> **What is expected**: Return only this: the line with "Output a JSON object describing the text" and all the lines that follow it below, through the final one, exactly as they are.

----

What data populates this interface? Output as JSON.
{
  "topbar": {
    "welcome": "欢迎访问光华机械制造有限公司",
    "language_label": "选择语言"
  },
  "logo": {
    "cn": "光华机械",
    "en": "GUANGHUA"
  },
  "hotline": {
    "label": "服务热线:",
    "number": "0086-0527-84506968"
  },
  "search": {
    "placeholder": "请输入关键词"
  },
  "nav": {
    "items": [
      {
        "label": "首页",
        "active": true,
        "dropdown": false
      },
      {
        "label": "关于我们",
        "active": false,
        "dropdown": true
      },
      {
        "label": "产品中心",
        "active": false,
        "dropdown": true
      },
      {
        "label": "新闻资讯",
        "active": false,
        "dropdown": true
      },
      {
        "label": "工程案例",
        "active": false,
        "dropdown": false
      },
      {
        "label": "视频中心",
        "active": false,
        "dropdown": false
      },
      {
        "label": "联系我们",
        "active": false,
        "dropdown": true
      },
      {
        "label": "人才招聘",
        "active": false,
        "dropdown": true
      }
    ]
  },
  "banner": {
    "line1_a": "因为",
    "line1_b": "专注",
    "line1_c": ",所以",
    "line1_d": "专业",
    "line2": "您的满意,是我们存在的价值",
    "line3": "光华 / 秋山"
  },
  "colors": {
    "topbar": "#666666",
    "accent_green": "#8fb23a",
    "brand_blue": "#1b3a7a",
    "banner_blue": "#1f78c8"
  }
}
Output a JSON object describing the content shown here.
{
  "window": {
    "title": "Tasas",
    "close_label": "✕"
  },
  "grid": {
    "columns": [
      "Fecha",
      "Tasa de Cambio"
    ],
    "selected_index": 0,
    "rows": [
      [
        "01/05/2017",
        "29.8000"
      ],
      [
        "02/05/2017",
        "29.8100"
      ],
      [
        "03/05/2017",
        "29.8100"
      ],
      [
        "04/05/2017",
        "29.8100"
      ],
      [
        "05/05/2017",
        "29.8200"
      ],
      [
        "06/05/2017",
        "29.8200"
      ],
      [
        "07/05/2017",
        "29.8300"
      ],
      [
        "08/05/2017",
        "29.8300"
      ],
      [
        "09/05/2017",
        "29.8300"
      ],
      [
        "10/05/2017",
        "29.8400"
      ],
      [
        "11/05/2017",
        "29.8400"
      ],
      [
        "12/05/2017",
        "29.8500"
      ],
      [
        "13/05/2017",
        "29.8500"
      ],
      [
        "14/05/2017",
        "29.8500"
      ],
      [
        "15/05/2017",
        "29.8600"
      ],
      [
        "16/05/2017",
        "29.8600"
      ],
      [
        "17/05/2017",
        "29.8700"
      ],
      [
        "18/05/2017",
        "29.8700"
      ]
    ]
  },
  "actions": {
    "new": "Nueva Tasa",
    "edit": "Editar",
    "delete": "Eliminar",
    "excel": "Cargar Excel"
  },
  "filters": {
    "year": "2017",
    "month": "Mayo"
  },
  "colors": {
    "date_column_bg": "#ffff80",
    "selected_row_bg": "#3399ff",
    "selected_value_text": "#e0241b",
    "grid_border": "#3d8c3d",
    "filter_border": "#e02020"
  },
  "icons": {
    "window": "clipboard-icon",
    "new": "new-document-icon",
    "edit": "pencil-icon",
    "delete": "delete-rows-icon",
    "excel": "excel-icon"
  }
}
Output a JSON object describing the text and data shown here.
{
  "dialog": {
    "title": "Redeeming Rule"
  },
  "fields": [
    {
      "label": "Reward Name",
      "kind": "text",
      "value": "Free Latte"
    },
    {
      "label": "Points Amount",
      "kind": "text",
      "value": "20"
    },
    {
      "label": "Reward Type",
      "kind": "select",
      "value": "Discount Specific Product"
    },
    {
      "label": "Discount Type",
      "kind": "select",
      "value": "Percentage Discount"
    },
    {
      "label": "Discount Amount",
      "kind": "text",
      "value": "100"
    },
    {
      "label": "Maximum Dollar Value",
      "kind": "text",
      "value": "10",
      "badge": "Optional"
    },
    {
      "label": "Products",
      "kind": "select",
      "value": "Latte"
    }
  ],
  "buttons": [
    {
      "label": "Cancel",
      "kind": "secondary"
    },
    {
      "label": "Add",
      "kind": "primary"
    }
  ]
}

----

> **Solution**:
Output a JSON object describing the text and data shown here.
{
  "dialog": {
    "title": "Redeeming Rule"
  },
  "fields": [
    {
      "label": "Reward Name",
      "kind": "text",
      "value": "Free Latte"
    },
    {
      "label": "Points Amount",
      "kind": "text",
      "value": "20"
    },
    {
      "label": "Reward Type",
      "kind": "select",
      "value": "Discount Specific Product"
    },
    {
      "label": "Discount Type",
      "kind": "select",
      "value": "Percentage Discount"
    },
    {
      "label": "Discount Amount",
      "kind": "text",
      "value": "100"
    },
    {
      "label": "Maximum Dollar Value",
      "kind": "text",
      "value": "10",
      "badge": "Optional"
    },
    {
      "label": "Products",
      "kind": "select",
      "value": "Latte"
    }
  ],
  "buttons": [
    {
      "label": "Cancel",
      "kind": "secondary"
    },
    {
      "label": "Add",
      "kind": "primary"
    }
  ]
}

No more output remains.